Growing up in a Vicarage

An article by David Flory

October 2020

I grew up in a loving, safe and privileged family. I have very fond memories of my childhood and I am very grateful to my parents and siblings for the environment that they, we, created at home.

I feel it important to stress this at the start and also to stress that I still have an excellent relationship with all members of my family and that I value those relationships and do all I can to keep them close and positive.

I should also state that I am a humanist – factually I am an atheist although that somehow feels a little more radical as a term and so I prefer Humanist.

All my family are active and committed Christians and for them their faith is an important and much valued part of their lives. It just happens that I do not hold any of their beliefs, but we manage to not let that get in the way of our genuine love and friendship.

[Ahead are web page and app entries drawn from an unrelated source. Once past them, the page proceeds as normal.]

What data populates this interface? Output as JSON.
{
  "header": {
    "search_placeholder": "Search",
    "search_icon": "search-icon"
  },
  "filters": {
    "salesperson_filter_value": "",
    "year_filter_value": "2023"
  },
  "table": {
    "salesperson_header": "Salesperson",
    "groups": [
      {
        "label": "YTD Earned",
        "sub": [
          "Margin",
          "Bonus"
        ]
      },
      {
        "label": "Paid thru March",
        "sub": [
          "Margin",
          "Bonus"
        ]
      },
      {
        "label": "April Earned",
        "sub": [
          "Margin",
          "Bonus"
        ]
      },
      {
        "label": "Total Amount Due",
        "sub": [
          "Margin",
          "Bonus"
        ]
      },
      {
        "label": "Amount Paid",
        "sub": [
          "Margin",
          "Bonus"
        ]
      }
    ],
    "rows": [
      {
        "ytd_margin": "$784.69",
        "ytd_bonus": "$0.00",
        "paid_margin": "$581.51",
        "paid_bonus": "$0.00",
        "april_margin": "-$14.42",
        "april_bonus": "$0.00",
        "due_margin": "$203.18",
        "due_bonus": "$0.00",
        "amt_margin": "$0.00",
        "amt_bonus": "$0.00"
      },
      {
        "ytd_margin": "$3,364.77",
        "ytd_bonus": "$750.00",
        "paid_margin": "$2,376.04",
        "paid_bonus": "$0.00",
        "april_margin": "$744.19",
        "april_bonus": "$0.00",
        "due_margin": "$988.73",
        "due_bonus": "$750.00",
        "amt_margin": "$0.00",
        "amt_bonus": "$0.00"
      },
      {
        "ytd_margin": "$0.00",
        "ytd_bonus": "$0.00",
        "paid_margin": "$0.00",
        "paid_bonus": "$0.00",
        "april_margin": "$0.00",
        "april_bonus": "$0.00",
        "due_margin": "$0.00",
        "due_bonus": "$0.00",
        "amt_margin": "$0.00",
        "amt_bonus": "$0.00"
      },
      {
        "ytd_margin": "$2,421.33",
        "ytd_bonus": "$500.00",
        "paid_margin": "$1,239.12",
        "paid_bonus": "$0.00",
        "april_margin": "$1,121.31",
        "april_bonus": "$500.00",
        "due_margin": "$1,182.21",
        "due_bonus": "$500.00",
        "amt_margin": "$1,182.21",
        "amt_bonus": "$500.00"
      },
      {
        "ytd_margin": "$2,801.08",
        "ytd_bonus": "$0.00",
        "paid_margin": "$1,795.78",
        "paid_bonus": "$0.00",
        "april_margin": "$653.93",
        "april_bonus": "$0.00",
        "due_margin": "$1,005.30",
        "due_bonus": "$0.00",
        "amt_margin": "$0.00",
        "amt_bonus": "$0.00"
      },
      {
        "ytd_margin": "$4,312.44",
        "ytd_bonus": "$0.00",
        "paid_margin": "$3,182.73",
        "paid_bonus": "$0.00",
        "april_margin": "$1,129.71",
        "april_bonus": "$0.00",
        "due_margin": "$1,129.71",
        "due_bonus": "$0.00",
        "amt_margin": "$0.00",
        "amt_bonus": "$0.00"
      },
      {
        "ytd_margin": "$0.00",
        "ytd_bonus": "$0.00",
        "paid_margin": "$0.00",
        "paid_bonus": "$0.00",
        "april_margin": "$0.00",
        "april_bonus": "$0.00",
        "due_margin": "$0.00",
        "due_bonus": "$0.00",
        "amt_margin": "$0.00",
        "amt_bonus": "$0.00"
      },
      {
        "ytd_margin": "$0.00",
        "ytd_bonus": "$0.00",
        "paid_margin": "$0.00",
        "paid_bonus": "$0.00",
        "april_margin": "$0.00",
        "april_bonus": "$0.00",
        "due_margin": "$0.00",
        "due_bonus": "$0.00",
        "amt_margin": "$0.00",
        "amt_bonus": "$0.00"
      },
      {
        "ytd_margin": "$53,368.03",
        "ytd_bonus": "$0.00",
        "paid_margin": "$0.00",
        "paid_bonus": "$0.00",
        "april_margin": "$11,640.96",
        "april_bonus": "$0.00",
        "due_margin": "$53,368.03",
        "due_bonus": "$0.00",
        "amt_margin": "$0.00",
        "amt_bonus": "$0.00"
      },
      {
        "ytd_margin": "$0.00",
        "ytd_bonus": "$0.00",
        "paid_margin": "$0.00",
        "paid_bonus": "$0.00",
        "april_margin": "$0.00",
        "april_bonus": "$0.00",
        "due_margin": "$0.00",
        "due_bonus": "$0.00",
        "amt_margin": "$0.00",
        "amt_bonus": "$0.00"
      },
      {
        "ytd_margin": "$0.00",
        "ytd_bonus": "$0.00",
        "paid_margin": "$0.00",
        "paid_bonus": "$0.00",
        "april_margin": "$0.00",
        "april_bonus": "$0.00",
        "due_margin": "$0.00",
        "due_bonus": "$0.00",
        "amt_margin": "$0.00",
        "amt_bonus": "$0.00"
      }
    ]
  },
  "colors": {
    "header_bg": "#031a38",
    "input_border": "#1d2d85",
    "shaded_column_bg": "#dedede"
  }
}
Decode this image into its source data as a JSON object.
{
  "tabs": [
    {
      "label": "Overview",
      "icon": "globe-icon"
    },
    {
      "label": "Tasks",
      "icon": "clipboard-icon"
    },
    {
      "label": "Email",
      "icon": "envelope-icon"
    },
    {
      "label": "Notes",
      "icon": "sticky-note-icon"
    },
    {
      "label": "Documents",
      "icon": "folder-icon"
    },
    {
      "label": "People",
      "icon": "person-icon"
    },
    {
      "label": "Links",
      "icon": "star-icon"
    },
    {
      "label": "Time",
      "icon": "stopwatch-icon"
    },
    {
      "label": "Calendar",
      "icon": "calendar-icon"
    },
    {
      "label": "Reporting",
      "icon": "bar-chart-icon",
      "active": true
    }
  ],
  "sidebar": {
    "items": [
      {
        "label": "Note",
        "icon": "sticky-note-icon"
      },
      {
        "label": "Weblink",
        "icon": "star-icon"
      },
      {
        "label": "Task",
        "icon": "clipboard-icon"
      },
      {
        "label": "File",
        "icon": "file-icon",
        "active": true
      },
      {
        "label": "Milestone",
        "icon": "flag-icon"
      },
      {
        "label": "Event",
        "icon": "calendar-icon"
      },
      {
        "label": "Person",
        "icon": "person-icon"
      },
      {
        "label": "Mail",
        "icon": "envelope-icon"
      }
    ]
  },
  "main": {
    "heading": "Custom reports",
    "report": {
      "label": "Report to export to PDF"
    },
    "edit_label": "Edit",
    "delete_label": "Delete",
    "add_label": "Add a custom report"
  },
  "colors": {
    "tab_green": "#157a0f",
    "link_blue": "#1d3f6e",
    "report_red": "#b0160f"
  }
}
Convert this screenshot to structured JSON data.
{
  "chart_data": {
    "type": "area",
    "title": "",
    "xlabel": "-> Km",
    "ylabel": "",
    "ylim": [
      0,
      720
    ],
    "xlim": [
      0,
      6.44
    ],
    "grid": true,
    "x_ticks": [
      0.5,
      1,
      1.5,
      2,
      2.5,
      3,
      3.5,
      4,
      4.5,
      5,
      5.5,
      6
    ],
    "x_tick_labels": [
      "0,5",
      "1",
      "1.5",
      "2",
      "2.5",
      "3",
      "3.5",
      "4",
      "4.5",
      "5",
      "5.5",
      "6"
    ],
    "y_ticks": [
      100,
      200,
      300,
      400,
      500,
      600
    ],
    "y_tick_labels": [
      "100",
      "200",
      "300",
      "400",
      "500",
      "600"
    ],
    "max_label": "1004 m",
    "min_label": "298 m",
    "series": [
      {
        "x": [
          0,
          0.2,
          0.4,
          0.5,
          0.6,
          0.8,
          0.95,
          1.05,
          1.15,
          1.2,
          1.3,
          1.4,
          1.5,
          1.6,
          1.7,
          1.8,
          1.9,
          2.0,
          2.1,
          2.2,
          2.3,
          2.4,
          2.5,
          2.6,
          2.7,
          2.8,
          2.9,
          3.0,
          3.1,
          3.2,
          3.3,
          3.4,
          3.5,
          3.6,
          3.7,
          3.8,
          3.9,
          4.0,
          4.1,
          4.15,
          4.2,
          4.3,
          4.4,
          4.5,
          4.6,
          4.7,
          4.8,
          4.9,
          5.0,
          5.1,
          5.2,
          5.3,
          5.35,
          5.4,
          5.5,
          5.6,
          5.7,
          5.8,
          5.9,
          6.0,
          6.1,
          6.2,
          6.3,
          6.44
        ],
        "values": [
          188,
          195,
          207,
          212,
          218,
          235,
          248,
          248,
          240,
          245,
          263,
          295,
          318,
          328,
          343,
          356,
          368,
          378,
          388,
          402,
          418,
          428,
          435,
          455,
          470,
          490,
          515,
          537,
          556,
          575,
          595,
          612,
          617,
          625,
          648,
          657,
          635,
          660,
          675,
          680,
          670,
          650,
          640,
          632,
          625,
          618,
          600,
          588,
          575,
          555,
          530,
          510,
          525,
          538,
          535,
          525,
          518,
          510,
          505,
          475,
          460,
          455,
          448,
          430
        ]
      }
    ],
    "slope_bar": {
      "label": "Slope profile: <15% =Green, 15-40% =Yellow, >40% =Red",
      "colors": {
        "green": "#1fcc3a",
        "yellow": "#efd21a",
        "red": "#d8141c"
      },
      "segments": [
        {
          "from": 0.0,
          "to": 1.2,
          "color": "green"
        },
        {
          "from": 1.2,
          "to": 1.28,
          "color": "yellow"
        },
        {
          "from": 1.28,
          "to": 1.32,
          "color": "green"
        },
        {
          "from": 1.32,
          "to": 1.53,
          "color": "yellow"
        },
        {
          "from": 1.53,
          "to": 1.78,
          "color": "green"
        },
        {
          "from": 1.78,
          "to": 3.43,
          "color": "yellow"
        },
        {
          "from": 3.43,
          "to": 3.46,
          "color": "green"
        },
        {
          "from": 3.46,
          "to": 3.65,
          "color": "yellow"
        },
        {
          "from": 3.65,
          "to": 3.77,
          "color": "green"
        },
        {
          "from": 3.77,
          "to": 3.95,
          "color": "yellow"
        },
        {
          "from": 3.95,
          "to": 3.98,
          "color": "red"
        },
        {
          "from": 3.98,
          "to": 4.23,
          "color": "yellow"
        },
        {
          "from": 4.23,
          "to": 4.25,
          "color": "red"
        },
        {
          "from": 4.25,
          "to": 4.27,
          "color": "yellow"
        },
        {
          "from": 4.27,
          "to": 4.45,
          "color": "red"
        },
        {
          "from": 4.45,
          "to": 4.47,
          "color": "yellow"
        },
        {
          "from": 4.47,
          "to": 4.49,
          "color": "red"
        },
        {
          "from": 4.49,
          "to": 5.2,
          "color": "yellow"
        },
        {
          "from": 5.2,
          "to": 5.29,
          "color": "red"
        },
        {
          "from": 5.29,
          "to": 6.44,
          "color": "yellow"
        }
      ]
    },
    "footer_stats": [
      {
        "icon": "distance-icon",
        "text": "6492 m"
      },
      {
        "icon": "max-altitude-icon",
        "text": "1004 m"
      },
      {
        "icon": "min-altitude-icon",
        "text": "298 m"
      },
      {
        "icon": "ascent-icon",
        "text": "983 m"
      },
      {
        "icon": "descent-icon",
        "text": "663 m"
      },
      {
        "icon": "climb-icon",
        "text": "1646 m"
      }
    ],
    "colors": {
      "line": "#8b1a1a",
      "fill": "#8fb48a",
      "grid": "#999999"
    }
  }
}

A Vicarage is a funny place to grow up – apart from obviously being a house based around religion it also plays a role in the community that many will not see or realise – at least that’s the case with how my parents chose to be.

The house was always open to anyone to come and visit – the largest collection of coffee cups in the community and there were occasions when they were all used. You never knew who would be joining the family for meals or when there would be house guests.

I must say that I liked that. My father chose to interpret the role of vicar as in part one of a social worker and often ended up mediating between people and the social services. That’s probably a long-term feature of my parent’s faith.

They held to the rather loose tradition of the Church of England and although Christianity was the core ethos of the house it was not hard edged or difficult to get on with and when I decided I didn’t want to go to church on Sundays (when I was about 16) there wasn’t a big fuss about it or any histrionics.

Since those days I have become clearer and more certain in my lack of faith – I am trained as a scientist which brings a strong sceptical discipline with it that makes any blind faith difficult. My love for my parents and my respect for them acted as a break on my recognition that I was now an atheist but I eventually got there!

At the same time my parents have moved to a firmer more evangelical type of Christianity which causes some awkwardness in our relationship but has not broken the genuine love that we have for each other or come between us.

All in all I am very happy with my upbringing, even though Christianity was at the core of that. I have just grown past that element.

No anger, no distress and fortunately still a very close relationship with both my parents and my siblings. I do of course not discuss religion with them or my lack of faith although they know that I am a humanist and atheist.

This can cause some awkwardness and occasional challenges but fortunately none of us want to alter our underlying relationship so it is all conveniently avoided – how very British of us.